Within seconds, a herd of huge, burly yaks stampeded past the school, thundering toward the river. The yaks’ hoof beats shook the ground and momentarily drowned out the voices in the classroom. As the yaks thinned out, the students turned their attention back to the teacher and did not notice the young boy in threadbare clothes and Chinese rubber boots rounding up the stray yaks.
Krit. Wakhan. Afghanistan. July 14, 2012
The boy should be in school. But like millions of children in Pakistan and Afghanistan, he has to work instead. When children reach school age in these impoverished societies, parents must weigh their two options: work or school. “Everyone has a fierce desire for education, but where there is such abject poverty and survival depends on manual labour, many children are deprived of school,” says Greg Mortenson, co-founder of Central Asia Institute (CAI), a non-profit organisation that built DeGhulaman’s first school.
In DeGhulaman, most adults are illiterate and there are no paying jobs. Families herd sheep, goats and yaks, and grow small plots of grain and vegetables in the arid, high- altitude landscape.
The village children rise before sun-up, fetch water and collect dry yak dung and brush to fuel the fire. They milk the goats, sheep and camels, and later take the animals high into the mountains to graze. Everything is done by hand: ploughing, building, sewing. There are no shortcuts. In the face of such adversity, parents too often have no choice but to keep their children home from school to help support the family.
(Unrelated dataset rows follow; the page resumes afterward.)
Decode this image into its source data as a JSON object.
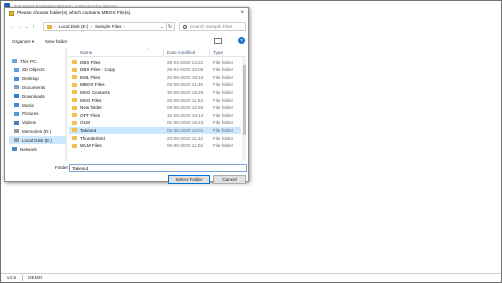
{
  "app": {
    "title": "4n6 Email Forensics Wizard - A Product by 4n6 Inc.",
    "version": "v4.5",
    "mode": "DEMO"
  },
  "dialog": {
    "title": "Please choose folder(s) which contains MBOX File(s).",
    "close_glyph": "×",
    "nav": {
      "back": "←",
      "forward": "→",
      "recent": "⌄",
      "up": "↑"
    },
    "address": {
      "segments": [
        "Local Disk (E:)",
        "Sample Files"
      ],
      "arrow": "›",
      "dropdown": "⌄",
      "refresh": "↻"
    },
    "search": {
      "placeholder": "Search Sample Files"
    },
    "toolbar": {
      "organize": "Organize ▾",
      "new_folder": "New folder",
      "help": "?"
    },
    "tree": [
      {
        "label": "This PC",
        "icon": "computer-icon",
        "color": "#6aa7d8"
      },
      {
        "label": "3D Objects",
        "icon": "cube-icon",
        "color": "#5aa0e0"
      },
      {
        "label": "Desktop",
        "icon": "desktop-icon",
        "color": "#3c8fd8"
      },
      {
        "label": "Documents",
        "icon": "document-icon",
        "color": "#8aa0b8"
      },
      {
        "label": "Downloads",
        "icon": "download-icon",
        "color": "#2f7fd0"
      },
      {
        "label": "Music",
        "icon": "music-icon",
        "color": "#3d8bd6"
      },
      {
        "label": "Pictures",
        "icon": "picture-icon",
        "color": "#4c9ad8"
      },
      {
        "label": "Videos",
        "icon": "video-icon",
        "color": "#4c7bb8"
      },
      {
        "label": "Memories (D:)",
        "icon": "drive-icon",
        "color": "#9a9a9a"
      },
      {
        "label": "Local Disk (E:)",
        "icon": "drive-icon",
        "color": "#9a9a9a",
        "selected": true
      },
      {
        "label": "Network",
        "icon": "network-icon",
        "color": "#4a86c8"
      }
    ],
    "columns": {
      "name": "Name",
      "date": "Date modified",
      "type": "Type",
      "sort_glyph": "^"
    },
    "files": [
      {
        "name": "DBX Files",
        "date": "28-04-2020 13:22",
        "type": "File folder"
      },
      {
        "name": "DBX Files - Copy",
        "date": "28-04-2020 15:09",
        "type": "File folder"
      },
      {
        "name": "EML Files",
        "date": "20-06-2020 18:42",
        "type": "File folder"
      },
      {
        "name": "MBOX Files",
        "date": "02-06-2020 11:45",
        "type": "File folder"
      },
      {
        "name": "MSG Contacts",
        "date": "30-06-2020 16:25",
        "type": "File folder"
      },
      {
        "name": "MSG Files",
        "date": "25-06-2020 11:54",
        "type": "File folder"
      },
      {
        "name": "New folder",
        "date": "08-06-2020 12:50",
        "type": "File folder"
      },
      {
        "name": "OFT Files",
        "date": "15-06-2020 18:12",
        "type": "File folder"
      },
      {
        "name": "OLM",
        "date": "01-05-2020 16:23",
        "type": "File folder"
      },
      {
        "name": "Takeout",
        "date": "02-06-2020 12:01",
        "type": "File folder",
        "selected": true
      },
      {
        "name": "Thunderbird",
        "date": "23-06-2020 11:22",
        "type": "File folder"
      },
      {
        "name": "WLM Files",
        "date": "06-06-2020 11:02",
        "type": "File folder"
      }
    ],
    "folder_label": "Folder:",
    "folder_value": "Takeout",
    "select_button": "Select Folder",
    "cancel_button": "Cancel"
  },
  "colors": {
    "selection": "#cce8ff",
    "folder": "#f2c14e",
    "accent": "#0078d7"
  }
}
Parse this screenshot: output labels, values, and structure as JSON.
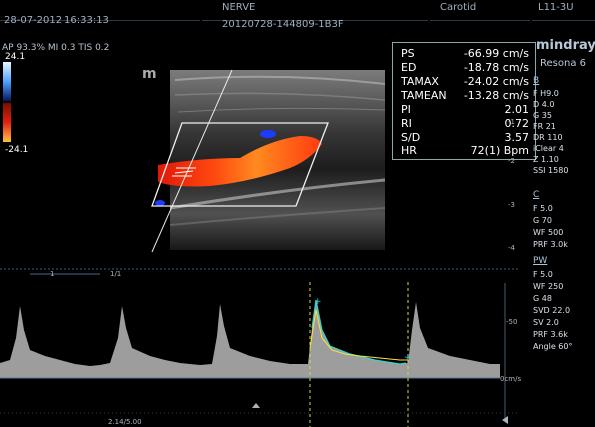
{
  "header": {
    "date": "28-07-2012",
    "time": "16:33:13",
    "exam": "NERVE",
    "patient_id": "20120728-144809-1B3F",
    "preset": "Carotid",
    "probe": "L11-3U"
  },
  "top_left": {
    "indices": "AP 93.3% MI 0.3 TIS 0.2",
    "scale_top": "24.1",
    "scale_bottom": "-24.1"
  },
  "brand": {
    "logo": "mindray",
    "model": "Resona 6",
    "mark": "m"
  },
  "measurements": [
    {
      "label": "PS",
      "value": "-66.99 cm/s"
    },
    {
      "label": "ED",
      "value": "-18.78 cm/s"
    },
    {
      "label": "TAMAX",
      "value": "-24.02 cm/s"
    },
    {
      "label": "TAMEAN",
      "value": "-13.28 cm/s"
    },
    {
      "label": "PI",
      "value": "2.01"
    },
    {
      "label": "RI",
      "value": "0.72"
    },
    {
      "label": "S/D",
      "value": "3.57"
    },
    {
      "label": "HR",
      "value": "72(1) Bpm"
    }
  ],
  "b_mode": {
    "title": "B",
    "params": [
      "F H9.0",
      "D 4.0",
      "G 35",
      "FR 21",
      "DR 110",
      "iClear 4",
      "Z 1.10",
      "SSI 1580"
    ]
  },
  "color_mode": {
    "title": "C",
    "params": [
      "F 5.0",
      "G 70",
      "WF 500",
      "PRF 3.0k"
    ]
  },
  "pw_mode": {
    "title": "PW",
    "params": [
      "F 5.0",
      "WF 250",
      "G 48",
      "SVD 22.0",
      "SV 2.0",
      "PRF 3.6k",
      "Angle  60°"
    ]
  },
  "depth_scale": {
    "marks": [
      "-1",
      "-2",
      "-3",
      "-4"
    ]
  },
  "spectrum": {
    "scale_label": "-50",
    "baseline_label": "0cm/s",
    "speed_label": "1/1",
    "marker_label": "1",
    "time_label": "2.14/5.00"
  },
  "colors": {
    "flow_red": "#ff3a10",
    "flow_orange": "#ff7a18",
    "flow_blue": "#1b3cff",
    "trace_yellow": "#ffe040",
    "cursor_cyan": "#30d0d0",
    "text_blue": "#a9c4dd"
  }
}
The UN Declaration of Human Rights unequivocally states that every child has a right to education. In Afghanistan and Pakistan, governments, community leaders and humanitarian groups like CAI are working with communities to make that right a reality. But the work is slow, labour-intensive and expensive.